"The phone offers a high spec with the latest Qualcomm processor so it will be in the premium part of Lenovo's smartphone range which will sit well with the ThinkPad portfolio," he said.
However, Wood said it would be critical for Lenovo to commit to software updates and security patches, given its target market.
"Enterprises and small business users expect to keep devices for longer than many consumers.
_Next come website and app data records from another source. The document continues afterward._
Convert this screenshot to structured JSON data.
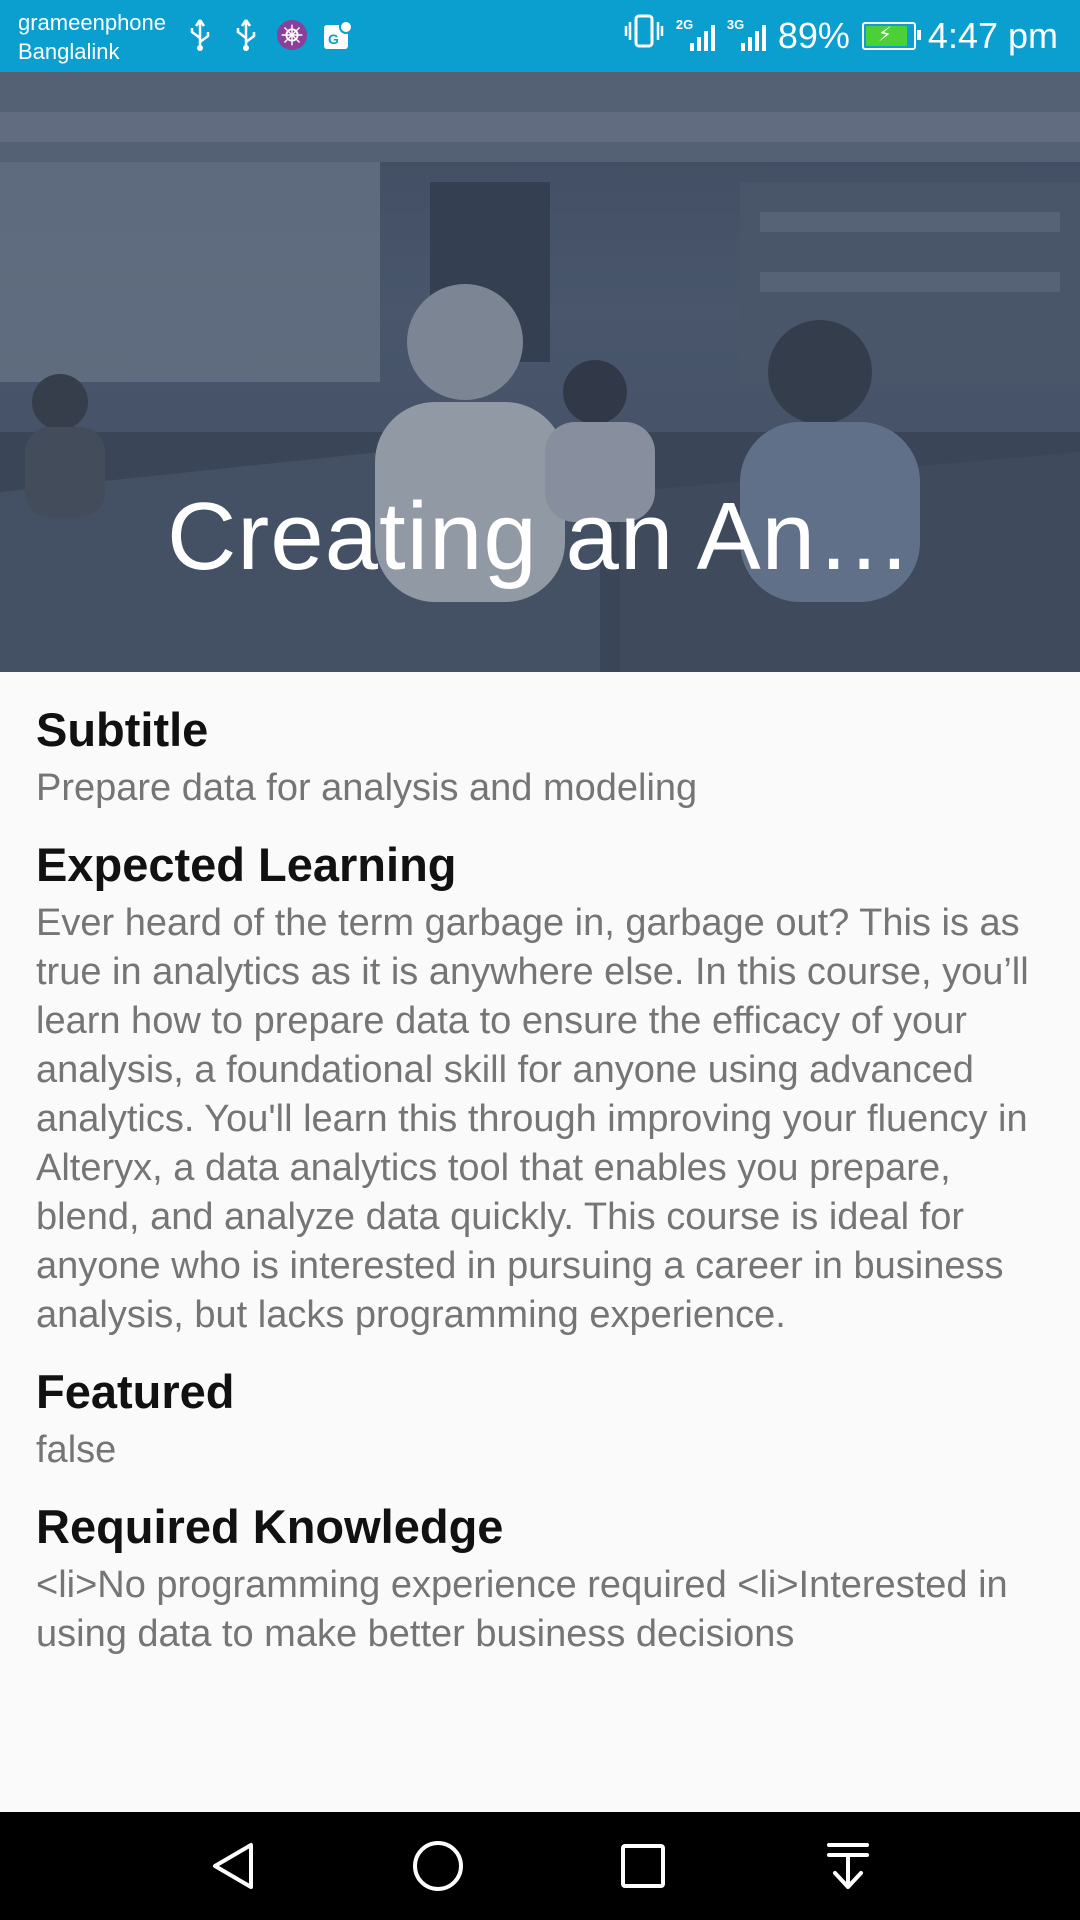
{
  "status_bar": {
    "carrier_1": "grameenphone",
    "carrier_2": "Banglalink",
    "network_1": "2G",
    "network_2": "3G",
    "battery_percent": "89%",
    "battery_level": 0.89,
    "time": "4:47 pm",
    "left_icons": [
      "usb-icon",
      "usb-icon",
      "app-badge-icon",
      "map-icon"
    ],
    "right_icons": [
      "vibrate-icon",
      "signal-icon",
      "signal-icon",
      "battery-charging-icon"
    ]
  },
  "header": {
    "title": "Creating an An…"
  },
  "details": {
    "subtitle_label": "Subtitle",
    "subtitle_value": "Prepare data for analysis and modeling",
    "expected_label": "Expected Learning",
    "expected_value": "Ever heard of the term garbage in, garbage out? This is as true in analytics as it is anywhere else. In this course, you’ll learn how to prepare data to ensure the efficacy of your analysis, a foundational skill for anyone using advanced analytics. You'll learn this through improving your fluency in Alteryx, a data analytics tool that enables you prepare, blend, and analyze data quickly. This course is ideal for anyone who is interested in pursuing a career in business analysis, but lacks programming experience.",
    "featured_label": "Featured",
    "featured_value": "false",
    "required_label": "Required Knowledge",
    "required_value": "<li>No programming experience required <li>Interested in using data to make better business decisions"
  },
  "nav_bar": {
    "icons": [
      "back-icon",
      "home-icon",
      "recents-icon",
      "notification-pull-icon"
    ]
  }
}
Given some rivals are already offering four or five year commitments with similar products the expectation will be that Lenovo matches this," he said.
The ThinkPhone will be available in the US, Europe, Latin America, Middle East, Australia and some Asian countries "in the coming months," Lenovo stated.
Pricing for the device has not been disclosed, but Wood told us that given the specifications, it will not be cheap. "I'd anticipate that Lenovo will offer some financing or leasing programs through some of its channels for this device in the same way packages are put together for laptops and other enterprise grade devices." ®